Thursday, 8 March 2012

Keep the love, I want a Lektor

No, not Hannibal from Manhunter, a crypto-typewriting-code-breaker-thing. I'll send my best man to pick it up, James Bond and you make sure that fit blonde bird drops it off. And there we have the basic premise for the best Bond ever.  And yet the pre-credit sequence sees Bond die.  Hang on, it was just a stooge in a face mask. Phew.

S.P.E.C.T.R.E., the evil bastards who Dr. No worked for have got the hump with Bond and want to set him up whilst making a few quid by stealing a Russian code machine (the lektor) and selling it back to them. The plan has been devised by a chess genius Kronsteen and an faceless, but frankly terrifying, Blofeld instructs evil lesbian Rosa Klebb to put the plan in action, keep an eye on her sensible shoes.  He even finds time to do an Attenborough impression regarding his Siamese fighting fish.  Apparently chess was sexy is the 60s as alluded to in a Manics video and Kronsteen's plan is seen as flawless.

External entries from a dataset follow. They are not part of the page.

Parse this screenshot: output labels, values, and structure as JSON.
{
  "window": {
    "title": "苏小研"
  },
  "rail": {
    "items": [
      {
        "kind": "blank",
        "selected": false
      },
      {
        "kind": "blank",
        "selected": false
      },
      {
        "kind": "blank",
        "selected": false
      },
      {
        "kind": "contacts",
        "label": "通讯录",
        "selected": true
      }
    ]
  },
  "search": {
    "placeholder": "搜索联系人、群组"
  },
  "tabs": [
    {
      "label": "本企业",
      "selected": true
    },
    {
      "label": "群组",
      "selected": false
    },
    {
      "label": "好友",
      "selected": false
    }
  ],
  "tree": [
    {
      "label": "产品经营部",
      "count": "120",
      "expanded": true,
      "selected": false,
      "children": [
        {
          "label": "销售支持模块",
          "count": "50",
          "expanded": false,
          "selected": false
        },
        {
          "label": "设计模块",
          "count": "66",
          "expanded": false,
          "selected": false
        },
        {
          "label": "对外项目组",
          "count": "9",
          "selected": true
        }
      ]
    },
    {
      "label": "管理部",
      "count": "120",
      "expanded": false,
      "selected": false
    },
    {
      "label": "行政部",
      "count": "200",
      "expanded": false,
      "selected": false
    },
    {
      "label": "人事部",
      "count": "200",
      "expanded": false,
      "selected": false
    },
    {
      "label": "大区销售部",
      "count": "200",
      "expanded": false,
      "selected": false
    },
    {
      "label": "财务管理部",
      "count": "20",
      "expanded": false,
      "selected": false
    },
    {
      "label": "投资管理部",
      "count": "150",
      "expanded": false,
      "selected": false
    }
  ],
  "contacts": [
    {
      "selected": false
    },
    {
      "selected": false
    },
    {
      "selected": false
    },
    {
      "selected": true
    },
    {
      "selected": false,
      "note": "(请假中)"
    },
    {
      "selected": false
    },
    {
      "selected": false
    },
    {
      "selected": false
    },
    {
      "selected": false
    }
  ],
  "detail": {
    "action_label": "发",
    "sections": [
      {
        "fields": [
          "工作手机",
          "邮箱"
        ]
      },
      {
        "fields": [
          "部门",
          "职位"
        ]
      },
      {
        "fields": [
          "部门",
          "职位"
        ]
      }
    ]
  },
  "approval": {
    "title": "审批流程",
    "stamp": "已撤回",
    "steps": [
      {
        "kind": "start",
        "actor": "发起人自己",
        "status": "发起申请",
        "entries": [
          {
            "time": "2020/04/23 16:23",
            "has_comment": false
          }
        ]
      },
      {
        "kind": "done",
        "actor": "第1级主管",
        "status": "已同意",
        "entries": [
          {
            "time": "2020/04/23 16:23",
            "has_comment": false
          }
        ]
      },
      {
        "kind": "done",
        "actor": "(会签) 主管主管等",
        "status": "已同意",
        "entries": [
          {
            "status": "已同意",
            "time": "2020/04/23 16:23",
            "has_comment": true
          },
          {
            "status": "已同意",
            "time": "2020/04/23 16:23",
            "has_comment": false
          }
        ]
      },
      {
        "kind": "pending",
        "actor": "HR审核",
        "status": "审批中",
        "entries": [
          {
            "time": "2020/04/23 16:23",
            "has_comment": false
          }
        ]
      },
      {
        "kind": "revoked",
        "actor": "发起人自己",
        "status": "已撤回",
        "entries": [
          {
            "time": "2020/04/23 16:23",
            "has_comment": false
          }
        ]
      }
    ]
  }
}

It just needs a nutter freshly escaped from Dartmoor and a pretty but easily manipulated blonde bird. Cue Donald 'Red' Grant and Tatanya Romanova.  Grant can take a punch to the gut and Tatanya doesn't like her hair being stroked.

After a meeting with 'Q' (he's not Major Boothroyd anymore) Bond trots off to Turkey with a suped up attache case and with a oversexed and likeable Karim Bey has a barney with some Bulgarians whilst having a party with some gypsies.  Proper gypsies with scratchy nails and spitting. None of the fake tanned Barbie shite you see on Channel 4.  It's about now that Red Grant develops a handy habit of saving Bond's life every now and then, just to make sure he gets his hands on the Lektor machine and an opportunity for a damn good fight on a train.  Grant has the relentlessness Arnie's Terminator and thankfully plenty of charm.

Bond challenges Russian pride by questioning their timekeeping before a limpet mine facilitates the acquisition of the Lektor. There's still half an hour or so left and Bond is already ready to escape. And what an escape route it is. With just one small obstacle; Red Grant.

The escape plan is a sleeper train through Eastern Europe towards Blighty and Bond's cover requires him (handily) to shack up with young Tatanya. On the way he is to rendezvous with a representative from Station Y who Grant eliminates and impersonates. To come is possibly the best death of a Bond villain ever. The tense standoff in the train cabin is great. Just the right balance of tension and jeopardy. The battle ebbs and flows before Bond prevails. If only Bond had questioned the choice of wine with the fish earlier.

Bond's escape plan is redesigned after Grant's exit and takes in a quite unexpected maritime battle. A S.P.E.C.T.R.E. henchman who looks suspiciously like a young Major Gogol takes charge of two ineptly crewed boats and Bond dispatches his foes with a flare and some tactical oil dumping. Simple and quite brilliant.  Bond is now firmly established as a character and rather than a sequel, From Russia with Love proves that he is worthy of a franchise.

James Bond will return, with some French nail varnish, a proper theme song and an attack on The Beatles.